Over the 10+ years that I’ve been reviewing web and app content for BBC Click, I have been approached by a lot of rookie developers hoping to secure coverage. This is completely understandable as exposure on a global show like BBC Click can really make a difference to a young company, and I take my responsibility very seriously. Having just composed the same email that I send to many requests of this nature I thought I would write the information here… partly to save myself time in having to write it out again and again, and partly because I hope it will give those not experienced in dealing with the press some insight about how best to approach the task. Obviously I speak only for myself, and I welcome comments from other journalists and reporters if they want to add to the advice in the comments below. But if you are pitching your development project to me, for coverage in any of the outlets I regularly work for, here are my top tips:
- Be patient: Firstly you should know that I handle all requests for coverage democratically, to give a fair chance to everyone and not just those with enough marketing budget to pay someone to harass me… Pitch your content by sending me a link (ideally through Twitter as this is my first port of call when clearing communications backlog) and I will add it to the queue for consideration. Once you have had a reply from me to that effect then please just be patient. Spamming me with update info and links to other people’s reviews will not do you any favours. In fact quite the opposite as the more people who have covered your project the more out of date it is to me. It’s also worth noting that I have complete editorial control over what initially gets selected for inclusion in Webscape, so if you have had a reply from me to say it is on the list, spamming my colleagues at the BBC will do you no good as they will simply pass your information on to me and I will be irked because I already told you I’m considering you.

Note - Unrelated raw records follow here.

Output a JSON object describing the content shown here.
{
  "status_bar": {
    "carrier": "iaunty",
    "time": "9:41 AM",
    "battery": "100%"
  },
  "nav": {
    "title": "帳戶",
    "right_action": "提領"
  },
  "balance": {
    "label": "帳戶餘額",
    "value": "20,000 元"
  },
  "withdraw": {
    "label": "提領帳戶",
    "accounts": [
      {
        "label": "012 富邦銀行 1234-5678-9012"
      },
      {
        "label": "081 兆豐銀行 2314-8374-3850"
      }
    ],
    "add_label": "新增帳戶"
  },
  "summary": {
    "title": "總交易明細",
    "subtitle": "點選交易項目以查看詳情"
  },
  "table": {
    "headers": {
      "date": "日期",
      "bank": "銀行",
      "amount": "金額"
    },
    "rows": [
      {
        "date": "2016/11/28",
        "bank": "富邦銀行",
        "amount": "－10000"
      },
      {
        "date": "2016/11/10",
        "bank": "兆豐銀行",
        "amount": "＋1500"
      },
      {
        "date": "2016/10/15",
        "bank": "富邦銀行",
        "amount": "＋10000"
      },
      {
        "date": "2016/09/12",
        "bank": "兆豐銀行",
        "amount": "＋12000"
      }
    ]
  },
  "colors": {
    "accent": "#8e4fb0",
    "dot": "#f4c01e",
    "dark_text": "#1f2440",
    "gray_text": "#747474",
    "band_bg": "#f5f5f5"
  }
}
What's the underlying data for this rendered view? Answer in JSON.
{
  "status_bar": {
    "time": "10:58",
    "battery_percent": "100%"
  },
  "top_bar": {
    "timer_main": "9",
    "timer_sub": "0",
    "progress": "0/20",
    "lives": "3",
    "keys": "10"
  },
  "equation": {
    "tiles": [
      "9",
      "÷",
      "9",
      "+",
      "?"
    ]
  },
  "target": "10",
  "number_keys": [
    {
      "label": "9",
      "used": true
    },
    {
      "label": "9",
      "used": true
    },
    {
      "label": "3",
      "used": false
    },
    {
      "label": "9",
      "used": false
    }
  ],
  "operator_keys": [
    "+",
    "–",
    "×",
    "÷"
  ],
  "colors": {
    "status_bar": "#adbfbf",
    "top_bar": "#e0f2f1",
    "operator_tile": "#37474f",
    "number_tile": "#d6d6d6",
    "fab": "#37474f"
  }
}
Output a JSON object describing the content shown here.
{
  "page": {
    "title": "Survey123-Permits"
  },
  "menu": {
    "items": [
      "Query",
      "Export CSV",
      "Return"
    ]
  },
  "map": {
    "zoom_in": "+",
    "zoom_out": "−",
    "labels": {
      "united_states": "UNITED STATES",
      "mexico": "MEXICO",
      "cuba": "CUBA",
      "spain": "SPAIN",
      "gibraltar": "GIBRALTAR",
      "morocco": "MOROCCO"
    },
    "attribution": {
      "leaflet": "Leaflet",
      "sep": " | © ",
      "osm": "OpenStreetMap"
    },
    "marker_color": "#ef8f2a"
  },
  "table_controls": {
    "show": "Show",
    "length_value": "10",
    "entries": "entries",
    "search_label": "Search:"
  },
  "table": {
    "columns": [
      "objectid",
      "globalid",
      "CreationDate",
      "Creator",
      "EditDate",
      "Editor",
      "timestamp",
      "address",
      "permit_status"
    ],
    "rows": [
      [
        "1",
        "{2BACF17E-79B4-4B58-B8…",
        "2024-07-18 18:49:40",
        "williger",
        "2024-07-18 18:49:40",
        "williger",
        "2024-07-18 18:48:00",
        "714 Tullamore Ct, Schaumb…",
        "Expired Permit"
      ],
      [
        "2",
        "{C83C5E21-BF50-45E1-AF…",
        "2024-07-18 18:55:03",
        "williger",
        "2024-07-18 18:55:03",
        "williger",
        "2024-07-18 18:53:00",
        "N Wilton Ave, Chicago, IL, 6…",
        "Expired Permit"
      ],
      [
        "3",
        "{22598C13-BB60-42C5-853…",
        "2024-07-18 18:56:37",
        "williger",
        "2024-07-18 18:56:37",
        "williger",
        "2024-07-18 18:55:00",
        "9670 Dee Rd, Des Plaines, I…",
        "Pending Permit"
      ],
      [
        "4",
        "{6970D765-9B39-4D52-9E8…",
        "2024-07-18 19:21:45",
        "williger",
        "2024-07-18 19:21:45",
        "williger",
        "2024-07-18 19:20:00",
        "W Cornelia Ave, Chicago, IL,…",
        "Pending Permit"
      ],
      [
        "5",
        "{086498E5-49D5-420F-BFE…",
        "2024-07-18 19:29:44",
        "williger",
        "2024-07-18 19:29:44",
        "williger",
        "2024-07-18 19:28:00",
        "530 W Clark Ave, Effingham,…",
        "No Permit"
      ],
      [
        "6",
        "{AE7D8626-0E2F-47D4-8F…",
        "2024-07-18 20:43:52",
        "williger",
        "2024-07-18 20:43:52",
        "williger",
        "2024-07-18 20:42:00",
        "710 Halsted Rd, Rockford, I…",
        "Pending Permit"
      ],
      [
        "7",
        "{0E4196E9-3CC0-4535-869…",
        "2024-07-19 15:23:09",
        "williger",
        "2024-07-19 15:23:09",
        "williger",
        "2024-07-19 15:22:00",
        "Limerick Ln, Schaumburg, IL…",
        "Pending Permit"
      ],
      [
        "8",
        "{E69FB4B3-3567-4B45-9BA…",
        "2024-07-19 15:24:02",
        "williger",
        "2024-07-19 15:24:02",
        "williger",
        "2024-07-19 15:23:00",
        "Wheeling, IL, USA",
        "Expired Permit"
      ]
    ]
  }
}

- Watch your language: When approaching journalists for coverage (especially if they work for the BBC) it’s not the best idea to pitch your request as wanting to secure coverage to promote your product… editorial outlets are not there to promote your projects, that is the role of paid advertising or advertorial. I know this is just a matter of semantics, but you will always put a good journalist on the back foot if they think editorial bias could be construed from your communication string. The way I think of it is, if a Daily Fail hack was reading over my shoulder would they be able to make it sound dodgy?
- Follow up in a reasonable amount of time: Typically it takes 8 weeks for content to bubble to the top of my consideration list so please do give me a poke after that period of time to inquire about progress.
- Keep me informed of newsworthy events: If you can link your project to a current event or trending story there is the chance I can bump it up to be reviewed in the weekend of that event. So have this in mind and do please send me a tweet letting me know if your project can GENUINELY be linked to a current or newsworthy event. I select trending content for the weekend’s show by Tuesday morning, so make sure you get in touch by then if you think you have something.
- Don’t be a one-trick pony: At the BBC we take great care to cover all platforms equally and there is a large portion of our global audience who do not have smartphones. For this reason I have limited review spots each month for single platform smartphone apps (in other words if your app is iOS only it will wait in a queue about ten times longer than the other smartphone platforms as this is without doubt the most saturated market). The shortest queues are for those products which cover multiple platforms and have a web element as well.
- Do not sign me up to your newsletter: Seriously. If I want to join your newsletter I will join it… if you sign me up for it without my permission you will just annoy me and the likelihood is I will delete your project from my consideration list because I do not like to recommend companies to my readers that operate such shady marketing practices.
- Understand the meaning of innovation: If you are going to tell me your product or service is ‘innovative’ or ‘ground-breaking’ be very sure you understand what those phrases mean. If the first paragraph of your press release is littered with inaccurate superlatives I am very unlikely to take you seriously.
- Get to the point: The main reason I favour Twitter as a communication stream is because you have to get to the point in 140 characters, making the amount of communications I handle each week much more manageable. You are welcome to send me an email if you really want to (email@example.com), but for pity’s sake get to the point! If you send me a novel-length press release with the project you are pitching buried somewhere in the tenth paragraph I am going to bung it straight in the waste basket. Sorry, but you need to give me a single paragraph at the top of your release telling me exactly what you are pitching, and if I want to read further information I will do so.
- Webscape is for reviewing content: My section of BBC Click is very well defined; it’s a place for short reviews of current content… no interviews, no back stories, no previews or teasers… just plain old reviews of working content that is available (and relevant) to a global audience. If you think the technology behind your project is interesting enough for a Click feature in the main show then that is a different matter, but I have no control or influence over that. You’ll have to email firstname.lastname@example.org in that instance.
- This is not a focus group: I would love to have time to testflight your apps and give everyone development feedback, but if I did that I would have to give up sleeping, and possibly eating and going to the toilet too – which, let’s face it, nobody wants.
I hope you find these tips useful.. they’re certainly meant to be, and I genuinely love hearing from anyone who has websites and apps to pitch. So if I have directed you here following a request for information about pitching to me I look forward to hearing from you soon!